• [Requirement]: No pictures should appear in the copy. Reproduce exactly the lines from the one containing "Read all visible content and emit it as JSON." through the end of the material below.
····················
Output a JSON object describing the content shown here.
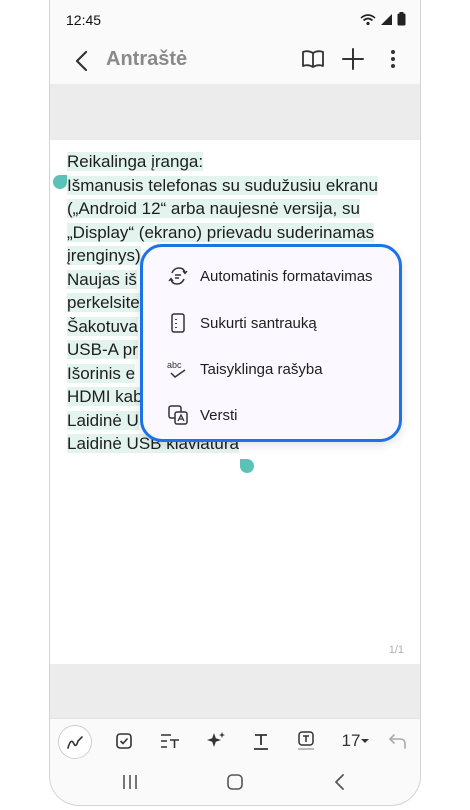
{
  "status": {
    "time": "12:45"
  },
  "header": {
    "title": "Antraštė"
  },
  "note": {
    "lines": [
      "Reikalinga įranga:",
      "Išmanusis telefonas su sudužusiu ekranu",
      "(„Android 12“ arba naujesnė versija, su",
      "„Display“ (ekrano) prievadu suderinamas",
      "įrenginys)",
      "Naujas iš",
      "perkelsite",
      "Šakotuva",
      "USB-A pr",
      "Išorinis e",
      "HDMI kab",
      "Laidinė U",
      "Laidinė USB klaviatūra"
    ],
    "page_indicator": "1/1"
  },
  "popup_menu": {
    "items": [
      {
        "label": "Automatinis formatavimas",
        "icon": "auto-format-icon"
      },
      {
        "label": "Sukurti santrauką",
        "icon": "summary-icon"
      },
      {
        "label": "Taisyklinga rašyba",
        "icon": "spell-check-icon"
      },
      {
        "label": "Versti",
        "icon": "translate-icon"
      }
    ]
  },
  "toolbar": {
    "font_size": "17"
  },
  "colors": {
    "accent": "#1a73e8",
    "highlight": "#e3f4ee",
    "handle": "#5bc2b8"
  }
}
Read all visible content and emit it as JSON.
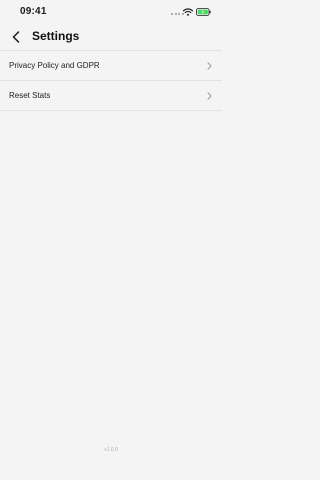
{
  "status_bar": {
    "time": "09:41"
  },
  "header": {
    "title": "Settings"
  },
  "settings": {
    "items": [
      {
        "label": "Privacy Policy and GDPR"
      },
      {
        "label": "Reset Stats"
      }
    ]
  },
  "footer": {
    "version": "v1.0.0"
  },
  "colors": {
    "background": "#f4f4f4",
    "divider": "#e2e2e2",
    "battery_fill": "#4cd964",
    "chevron": "#9a9a9a"
  },
  "icons": [
    "wifi-icon",
    "battery-icon",
    "back-arrow-icon",
    "chevron-right-icon"
  ]
}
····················
• [Your solution]:
Read all visible content and emit it as JSON.
{
  "status_bar": {
    "time": "09:41"
  },
  "header": {
    "title": "Settings"
  },
  "settings": {
    "items": [
      {
        "label": "Privacy Policy and GDPR"
      },
      {
        "label": "Reset Stats"
      }
    ]
  },
  "footer": {
    "version": "v1.0.0"
  },
  "colors": {
    "background": "#f4f4f4",
    "divider": "#e2e2e2",
    "battery_fill": "#4cd964",
    "chevron": "#9a9a9a"
  },
  "icons": [
    "wifi-icon",
    "battery-icon",
    "back-arrow-icon",
    "chevron-right-icon"
  ]
}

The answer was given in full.